Dr. P.V. Viswanath
 Home Bio Courses Research Economics/Finance on the Web Student Interest

FIN 652: Investment Analysis

Q. What do I have to study for the Midterm and what will it look like?
A. The midterm will cover Chapters 1-7 and will have three or four parts.

1. There will be quantitative questions on some or all of the following topics:
1. Determining margin requirements on margin purchases (Chapter 3)
2. Determining margin requirements on short sales (Chap. 3)
3. Computing rates of return on mutual funds (Chap. 4)
4. Probability distributions (Chap. 5)
5. Computing the optimal amount to be invested in the risky portfolio and in the risk-free asset (Chap 6)
6. Computing the optimal portfolio with two risky assets (Chap 7)
2. There will be short answer questions based on the material in the chapters. (See questions under Important Terms and Concepts)
3. There will be an article from the media (WSJ, NY Times, Economist etc.) and questions on the text of the article.

Q. What will the final exam cover?
Ans. The midterm will be on the material from Chaps 9-15.

This is the format of the exam.

• One question based on a media article, which is either about asset pricing, efficient markets or bond markets.
• One question modeled after the end-of-chapter questions in Chapter 15, which is about computing forward rates and interpreting term structures.  This question is based on what was taught in the last class.
• One question on Muhammad Yunus’s social stock market.
• A couple of questions, some conceptual and some computational from Chapter 14, based on the end-of-chapter questions.
• Some short-answer questions from Chapters 9, 10, 11, 12 and 14; these are all from the list of questions on the class website (http://webpage.pace.edu/pviswanath/class/652/notes/terms.html).
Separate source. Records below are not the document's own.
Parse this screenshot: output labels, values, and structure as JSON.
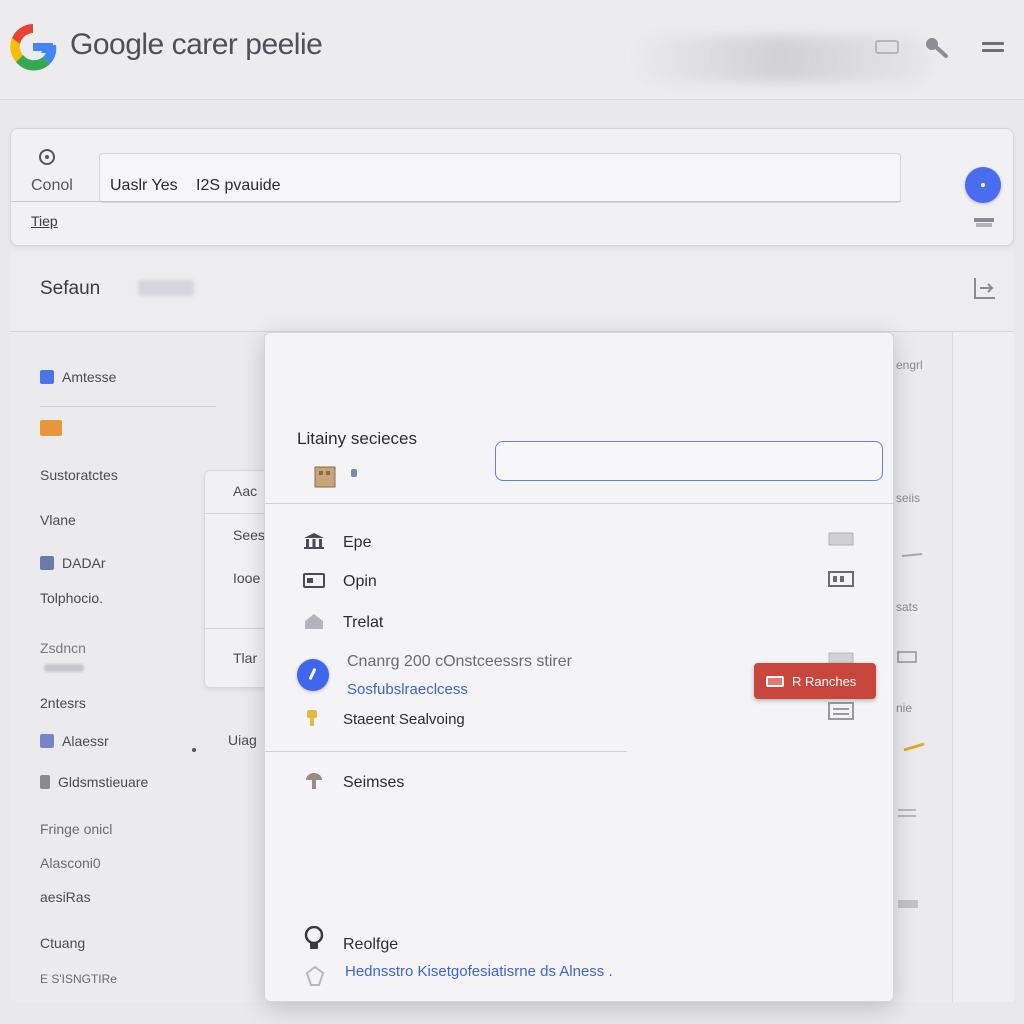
{
  "app": {
    "logo_text": "Google carer peelie"
  },
  "search": {
    "left_label": "Conol",
    "bar_text_a": "Uaslr Yes",
    "bar_text_b": "I2S pvauide",
    "second_row": "Tiep"
  },
  "section": {
    "title": "Sefaun"
  },
  "sidebar": {
    "items": [
      {
        "label": "Amtesse",
        "icon": "folder-blue-icon",
        "top": 0
      },
      {
        "label": "",
        "icon": "orange-tag-icon"
      },
      {
        "label": "Sustoratctes"
      },
      {
        "label": "Vlane"
      },
      {
        "label": "DADAr",
        "icon": "person-icon"
      },
      {
        "label": "Tolphocio."
      },
      {
        "label": "Zsdncn"
      },
      {
        "label": "2ntesrs"
      },
      {
        "label": "Alaessr",
        "icon": "image-icon"
      },
      {
        "label": "Gldsmstieuare",
        "icon": "doc-icon"
      },
      {
        "label": "Fringe onicl"
      },
      {
        "label": "Alasconi0"
      },
      {
        "label": "aesiRas"
      },
      {
        "label": "Ctuang"
      },
      {
        "label": "E S'ISNGTIRe"
      }
    ]
  },
  "ghost_panel": {
    "items": [
      "Aac",
      "Sees",
      "Iooe",
      "Tlar"
    ],
    "side_text": "Uiag"
  },
  "right_faint": [
    "engrl",
    "seiis",
    "sats",
    "nie"
  ],
  "modal": {
    "heading": "Litainy secieces",
    "input_value": "",
    "rows": [
      {
        "label": "Epe",
        "icon": "bank-icon"
      },
      {
        "label": "Opin",
        "icon": "card-icon"
      },
      {
        "label": "Trelat",
        "icon": "home-icon"
      }
    ],
    "grey_line": "Cnanrg 200 cOnstceessrs stirer",
    "blue_link": "Sosfubslraeclcess",
    "row_key": {
      "label": "Staeent Sealvoing",
      "icon": "key-icon"
    },
    "row_services": {
      "label": "Seimses",
      "icon": "mushroom-icon"
    },
    "row_reolfge": {
      "label": "Reolfge",
      "icon": "bulb-icon"
    },
    "bottom_link": "Hednsstro Kisetgofesiatisrne ds Alness ."
  },
  "red_button": {
    "label": "R Ranches"
  },
  "colors": {
    "accent_blue": "#4a6cf0",
    "link_blue": "#3d63d6",
    "button_red": "#c8463c",
    "input_border": "#6b7ee0"
  }
}
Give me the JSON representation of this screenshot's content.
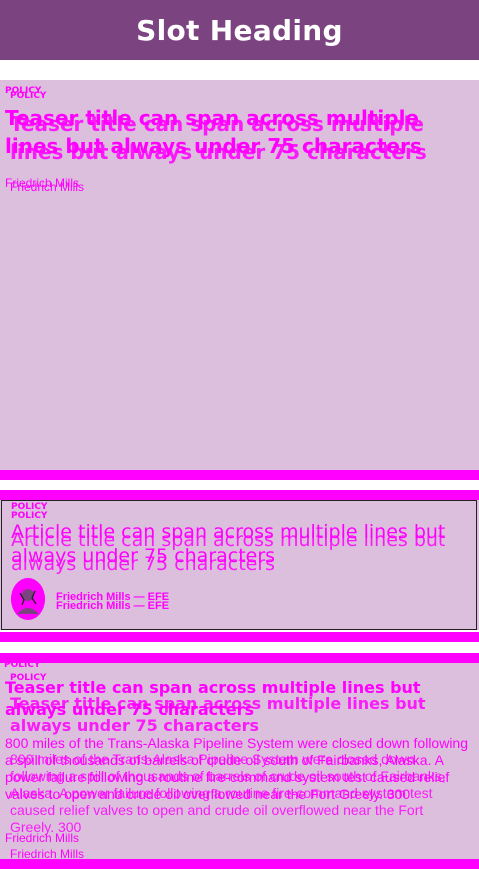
{
  "header": {
    "title": "Slot Heading"
  },
  "teaser_top": {
    "kicker": "POLICY",
    "title": "Teaser title can span across multiple lines but always under 75 characters",
    "author": "Friedrich Mills"
  },
  "article": {
    "kicker": "POLICY",
    "title": "Article title can span across multiple lines but always under 75 characters",
    "byline": "Friedrich Mills — EFE",
    "avatar_icon": "author-avatar"
  },
  "teaser_bottom": {
    "kicker": "POLICY",
    "title": "Teaser title can span across multiple lines but always under 75 characters",
    "summary": "800 miles of the Trans-Alaska Pipeline System were closed down following a spill of thousands of barrels of crude oil south of Fairbanks, Alaska. A power failure following a routine fire-command system test caused relief valves to open and crude oil overflowed near the Fort Greely. 300",
    "author": "Friedrich Mills"
  },
  "colors": {
    "header": "#7b437f",
    "panel": "#dbbfdc",
    "accent": "#ff00ff"
  }
}
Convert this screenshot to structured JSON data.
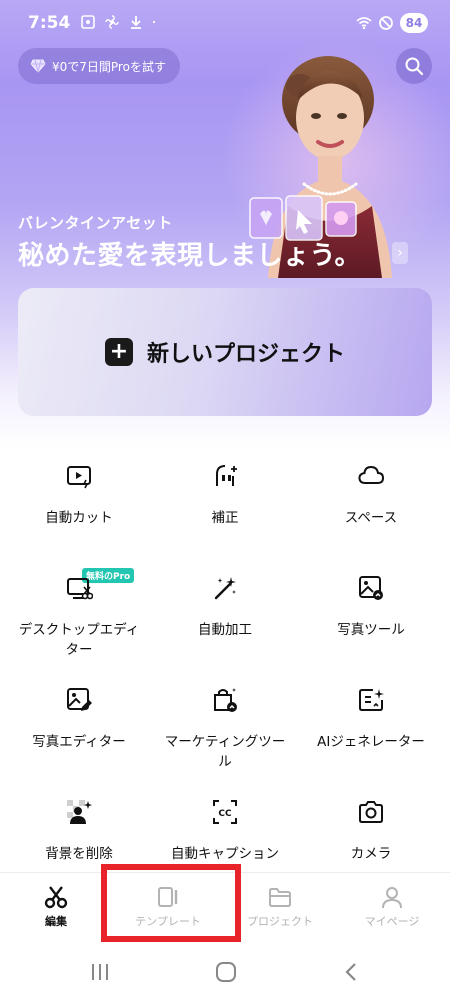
{
  "status_bar": {
    "time": "7:54",
    "battery": "84"
  },
  "promo": {
    "label": "¥0で7日間Proを試す",
    "icon": "diamond-icon"
  },
  "search": {
    "icon": "search-icon"
  },
  "hero": {
    "subtitle": "バレンタインアセット",
    "title": "秘めた愛を表現しましょう。",
    "arrow": "›"
  },
  "new_project": {
    "plus": "+",
    "label": "新しいプロジェクト"
  },
  "tools": [
    {
      "label": "自動カット",
      "icon": "video-auto-icon"
    },
    {
      "label": "補正",
      "icon": "retouch-face-icon"
    },
    {
      "label": "スペース",
      "icon": "cloud-icon"
    },
    {
      "label": "デスクトップエディター",
      "icon": "desktop-scissors-icon",
      "badge": "無料のPro"
    },
    {
      "label": "自動加工",
      "icon": "magic-wand-icon"
    },
    {
      "label": "写真ツール",
      "icon": "photo-tool-icon"
    },
    {
      "label": "写真エディター",
      "icon": "photo-edit-icon"
    },
    {
      "label": "マーケティングツール",
      "icon": "marketing-bag-icon"
    },
    {
      "label": "AIジェネレーター",
      "icon": "ai-generator-icon"
    },
    {
      "label": "背景を削除",
      "icon": "remove-background-icon"
    },
    {
      "label": "自動キャプション",
      "icon": "captions-icon"
    },
    {
      "label": "カメラ",
      "icon": "camera-icon"
    }
  ],
  "bottom_nav": [
    {
      "label": "編集",
      "icon": "scissors-icon",
      "active": true
    },
    {
      "label": "テンプレート",
      "icon": "template-icon",
      "active": false
    },
    {
      "label": "プロジェクト",
      "icon": "folder-icon",
      "active": false
    },
    {
      "label": "マイページ",
      "icon": "person-icon",
      "active": false
    }
  ],
  "colors": {
    "accent": "#a896f3",
    "highlight": "#e8242a",
    "badge": "#23c6b0"
  }
}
All questions do not have the same weight.

Q. Are the exams open book or closed book?
Ans. The midterm and the final exams are closed book; however, you can bring in one 8.5x11 sheet, which can contain only formulas. I am very strict about this. You may write on both sides of the paper.  However, you may not staple several sheets of paper together.  Going through your notes probably cannot make up for the lack of a proper understanding of the material. If you have anything proscribed on your sheet, I will take away the sheet altogether and I may penalize you, as well.

Q. Can I use a calculator during the exams?
Ans: Yes, you may use a calculator during the exams. However, for every problem, you will have to write out the formula that you are using both in symbolic form, as well as with the numbers filled in. If you have done this, you don't have to show your computations. You can simply copy your numerical answer from your calculator. However, if you have not provided the formula in the answer, you may receive no points at all!

The use of computers, PDAs, graphing calculators, phone calculators or other instruments that can communicate and/or are able to store alphanumeric information is strictly prohibited during exams (it is your responsibility to verify whether your calculator is allowed, otherwise you will end up in an exam without a calculator).

Q. Can I do extra work to improve my grade?
Ans. Sorry. I believe that in order to be fair, I have to give every student the same opportunity to do extra work. Obviously, this is not feasible.  However, on occasion I will allow you to resubmit an assignment for grade improvement.

Q. What can I do to check my understanding of the material and to prepare for the exams?
Ans.  Here are some of the things you can do:

• To prepare for the Quantitative problems part of the exam, you can do the quantitative problems from the end of each chapter, as well as from the Additional Questions on Blackboard plus the problems on Connect.
• For the media article part of the exam, you can read current newspaper and magazine articles on relevant topics and make up your own questions and articles. The Discussion Group on Blackboard will also be useful, as will the occasional discussions in class based on media articles. You should try to answer the questions at the end of media articles that are posted online.
• You should read the chapter and try to answer the questions posed on the web under Important Terms and Concepts.
• You can make an appointment to talk to me.

Q. What do I have to study from each chapter?
Ans. In each chapter, you should know the definitions and the meanings of key terms, and be able to put them into context. You should also look at the end-of-chapter problems. And of course you should know the content of each chapter, including the material on the slides.